Jermyn Street is historic and lovely. I hope I get back someday.
Many Regency authors concentrate on Piccadilly for Hatchard’s or St. James’s Street for the gentleman’s clubs White’s, Brooks’s and Boodles. (It is always Brooks’s, not Brooks or Brooks’ according to the club historian.) I had lived in England years ago but never made it to Jermyn Street.
In addition to Floris, there is a cheesemongers, Paxton and Whitfield, two doors down. The cheesemongers were originally at 19 Jermyn Street from 1797. They moved to #19 in 1894. I also saw one of their shops in Bath. Jermyn Street has always been known as a street for gentleman’s clothing, so it is no surprise to see a statue of Beau Brummell there. The shirt shop Harvie & Hudson have been in business for 70 years.

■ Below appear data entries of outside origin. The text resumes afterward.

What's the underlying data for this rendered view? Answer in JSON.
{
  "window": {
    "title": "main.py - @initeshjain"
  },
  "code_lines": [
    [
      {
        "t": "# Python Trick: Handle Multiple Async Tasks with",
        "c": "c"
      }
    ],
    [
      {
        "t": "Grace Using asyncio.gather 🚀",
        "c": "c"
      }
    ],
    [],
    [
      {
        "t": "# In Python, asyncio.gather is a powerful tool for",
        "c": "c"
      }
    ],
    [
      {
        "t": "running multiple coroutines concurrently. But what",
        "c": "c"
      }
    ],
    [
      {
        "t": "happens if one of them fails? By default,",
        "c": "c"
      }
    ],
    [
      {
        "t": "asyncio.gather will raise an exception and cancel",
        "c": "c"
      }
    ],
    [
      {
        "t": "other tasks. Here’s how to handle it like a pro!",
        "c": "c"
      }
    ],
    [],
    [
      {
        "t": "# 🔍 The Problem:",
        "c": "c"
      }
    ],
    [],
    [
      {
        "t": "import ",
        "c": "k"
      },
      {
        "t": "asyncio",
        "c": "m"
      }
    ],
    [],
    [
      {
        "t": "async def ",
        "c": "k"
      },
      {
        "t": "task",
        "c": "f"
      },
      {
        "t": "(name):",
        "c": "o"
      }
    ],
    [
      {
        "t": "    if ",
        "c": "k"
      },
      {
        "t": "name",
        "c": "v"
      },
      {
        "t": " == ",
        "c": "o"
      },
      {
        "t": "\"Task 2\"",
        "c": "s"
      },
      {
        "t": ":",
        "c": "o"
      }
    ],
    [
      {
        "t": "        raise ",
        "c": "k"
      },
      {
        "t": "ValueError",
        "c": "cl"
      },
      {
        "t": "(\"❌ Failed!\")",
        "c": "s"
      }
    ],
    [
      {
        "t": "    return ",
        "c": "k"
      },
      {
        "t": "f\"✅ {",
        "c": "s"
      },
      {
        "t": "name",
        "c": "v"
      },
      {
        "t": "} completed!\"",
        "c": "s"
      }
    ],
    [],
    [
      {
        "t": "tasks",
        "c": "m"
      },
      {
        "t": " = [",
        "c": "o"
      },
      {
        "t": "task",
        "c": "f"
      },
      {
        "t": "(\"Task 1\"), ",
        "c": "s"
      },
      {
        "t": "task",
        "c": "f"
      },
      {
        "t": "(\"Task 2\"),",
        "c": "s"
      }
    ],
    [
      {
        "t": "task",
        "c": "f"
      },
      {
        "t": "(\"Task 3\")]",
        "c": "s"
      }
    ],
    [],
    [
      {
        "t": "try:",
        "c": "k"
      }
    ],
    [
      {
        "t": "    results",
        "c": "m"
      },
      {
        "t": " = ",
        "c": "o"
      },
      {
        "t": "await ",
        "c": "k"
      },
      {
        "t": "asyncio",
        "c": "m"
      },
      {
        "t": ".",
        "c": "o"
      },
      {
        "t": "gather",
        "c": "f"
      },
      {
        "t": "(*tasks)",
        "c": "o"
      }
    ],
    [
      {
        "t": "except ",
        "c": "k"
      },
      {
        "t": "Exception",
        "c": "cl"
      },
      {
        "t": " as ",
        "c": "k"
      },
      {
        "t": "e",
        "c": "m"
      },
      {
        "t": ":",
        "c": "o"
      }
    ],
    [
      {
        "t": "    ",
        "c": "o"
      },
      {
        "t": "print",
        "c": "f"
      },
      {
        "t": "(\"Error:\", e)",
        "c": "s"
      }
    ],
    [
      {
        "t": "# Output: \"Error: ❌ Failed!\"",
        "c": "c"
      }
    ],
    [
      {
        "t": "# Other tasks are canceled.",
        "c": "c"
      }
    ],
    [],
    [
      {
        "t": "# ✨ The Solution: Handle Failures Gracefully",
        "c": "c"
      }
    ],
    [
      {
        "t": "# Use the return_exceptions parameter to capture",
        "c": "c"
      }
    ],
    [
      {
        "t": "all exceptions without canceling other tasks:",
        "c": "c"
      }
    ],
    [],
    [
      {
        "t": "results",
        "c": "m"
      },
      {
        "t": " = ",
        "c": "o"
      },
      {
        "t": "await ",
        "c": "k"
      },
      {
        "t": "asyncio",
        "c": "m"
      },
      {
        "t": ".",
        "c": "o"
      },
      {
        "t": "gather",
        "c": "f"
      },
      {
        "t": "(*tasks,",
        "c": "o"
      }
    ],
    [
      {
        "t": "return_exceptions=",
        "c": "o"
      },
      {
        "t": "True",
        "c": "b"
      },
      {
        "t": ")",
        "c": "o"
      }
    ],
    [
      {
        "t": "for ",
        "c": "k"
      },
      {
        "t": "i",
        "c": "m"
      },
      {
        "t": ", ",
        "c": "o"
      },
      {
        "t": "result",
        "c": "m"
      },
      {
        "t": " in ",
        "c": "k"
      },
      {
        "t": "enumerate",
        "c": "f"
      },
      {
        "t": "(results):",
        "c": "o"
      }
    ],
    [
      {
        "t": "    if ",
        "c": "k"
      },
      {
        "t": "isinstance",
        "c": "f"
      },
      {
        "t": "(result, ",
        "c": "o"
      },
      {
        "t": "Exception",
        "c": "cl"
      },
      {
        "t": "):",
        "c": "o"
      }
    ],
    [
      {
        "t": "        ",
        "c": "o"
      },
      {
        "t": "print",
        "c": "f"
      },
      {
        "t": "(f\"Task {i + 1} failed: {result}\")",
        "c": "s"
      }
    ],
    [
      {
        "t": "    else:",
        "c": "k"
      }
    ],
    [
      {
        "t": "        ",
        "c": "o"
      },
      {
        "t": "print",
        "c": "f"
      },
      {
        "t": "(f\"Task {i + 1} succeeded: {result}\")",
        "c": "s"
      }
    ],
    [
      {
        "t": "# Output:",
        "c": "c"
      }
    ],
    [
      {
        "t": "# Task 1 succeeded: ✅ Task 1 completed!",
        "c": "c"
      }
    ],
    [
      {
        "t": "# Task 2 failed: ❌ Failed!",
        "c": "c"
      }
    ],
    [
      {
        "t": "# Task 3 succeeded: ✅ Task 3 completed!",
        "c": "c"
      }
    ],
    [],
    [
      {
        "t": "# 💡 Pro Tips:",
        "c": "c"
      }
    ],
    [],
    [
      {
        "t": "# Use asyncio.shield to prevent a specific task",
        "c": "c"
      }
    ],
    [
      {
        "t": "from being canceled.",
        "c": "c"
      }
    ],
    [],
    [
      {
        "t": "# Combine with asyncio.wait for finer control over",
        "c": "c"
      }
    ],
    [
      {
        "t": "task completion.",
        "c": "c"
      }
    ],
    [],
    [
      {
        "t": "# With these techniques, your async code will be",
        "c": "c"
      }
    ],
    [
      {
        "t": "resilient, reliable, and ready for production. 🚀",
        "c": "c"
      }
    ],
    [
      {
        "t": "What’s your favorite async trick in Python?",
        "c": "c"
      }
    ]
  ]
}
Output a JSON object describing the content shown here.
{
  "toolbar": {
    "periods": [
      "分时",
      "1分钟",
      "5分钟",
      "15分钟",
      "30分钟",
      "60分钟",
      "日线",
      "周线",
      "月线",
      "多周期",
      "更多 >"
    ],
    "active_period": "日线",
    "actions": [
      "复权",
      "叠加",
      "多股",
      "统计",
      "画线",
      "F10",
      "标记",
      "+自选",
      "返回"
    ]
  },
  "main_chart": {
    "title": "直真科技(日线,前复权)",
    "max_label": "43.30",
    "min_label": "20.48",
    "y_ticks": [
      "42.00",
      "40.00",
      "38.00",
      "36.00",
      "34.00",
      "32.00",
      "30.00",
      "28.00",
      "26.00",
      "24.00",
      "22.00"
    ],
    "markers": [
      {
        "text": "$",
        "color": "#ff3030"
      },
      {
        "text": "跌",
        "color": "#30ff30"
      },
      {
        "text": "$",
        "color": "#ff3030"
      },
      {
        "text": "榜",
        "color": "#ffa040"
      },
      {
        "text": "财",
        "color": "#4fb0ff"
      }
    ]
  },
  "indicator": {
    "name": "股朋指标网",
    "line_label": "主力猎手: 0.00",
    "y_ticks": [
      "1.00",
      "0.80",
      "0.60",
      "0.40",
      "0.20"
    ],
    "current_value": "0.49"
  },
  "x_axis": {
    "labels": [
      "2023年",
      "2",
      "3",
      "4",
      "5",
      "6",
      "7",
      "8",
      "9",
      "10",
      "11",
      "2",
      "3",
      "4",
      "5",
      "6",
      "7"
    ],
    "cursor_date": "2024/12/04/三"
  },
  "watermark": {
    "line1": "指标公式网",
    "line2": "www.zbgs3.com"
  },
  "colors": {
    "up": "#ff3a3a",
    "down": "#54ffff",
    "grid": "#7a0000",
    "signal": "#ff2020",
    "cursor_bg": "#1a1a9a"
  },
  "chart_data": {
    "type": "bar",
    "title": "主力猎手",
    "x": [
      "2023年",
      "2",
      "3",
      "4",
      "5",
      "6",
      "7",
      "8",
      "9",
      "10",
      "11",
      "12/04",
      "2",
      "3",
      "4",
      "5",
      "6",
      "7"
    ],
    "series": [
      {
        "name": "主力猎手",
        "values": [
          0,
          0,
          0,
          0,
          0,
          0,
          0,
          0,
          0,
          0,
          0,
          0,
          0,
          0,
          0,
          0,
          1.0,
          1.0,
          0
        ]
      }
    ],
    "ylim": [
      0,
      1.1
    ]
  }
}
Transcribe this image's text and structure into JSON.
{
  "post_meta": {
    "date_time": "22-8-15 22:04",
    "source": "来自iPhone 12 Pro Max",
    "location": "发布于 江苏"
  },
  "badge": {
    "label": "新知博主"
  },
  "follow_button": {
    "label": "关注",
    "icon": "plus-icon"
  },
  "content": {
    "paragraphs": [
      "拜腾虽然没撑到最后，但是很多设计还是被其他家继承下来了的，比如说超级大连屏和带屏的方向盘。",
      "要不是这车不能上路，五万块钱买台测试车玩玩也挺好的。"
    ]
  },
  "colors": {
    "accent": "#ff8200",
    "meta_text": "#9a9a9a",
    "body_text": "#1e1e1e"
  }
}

A gentleman buys his hats at Locks, his shoes at Lobbs, his shirts at Harvie and Hudson, his suits at Huntsman and his cheese at Paxton & Whitfield. – Winston Churchill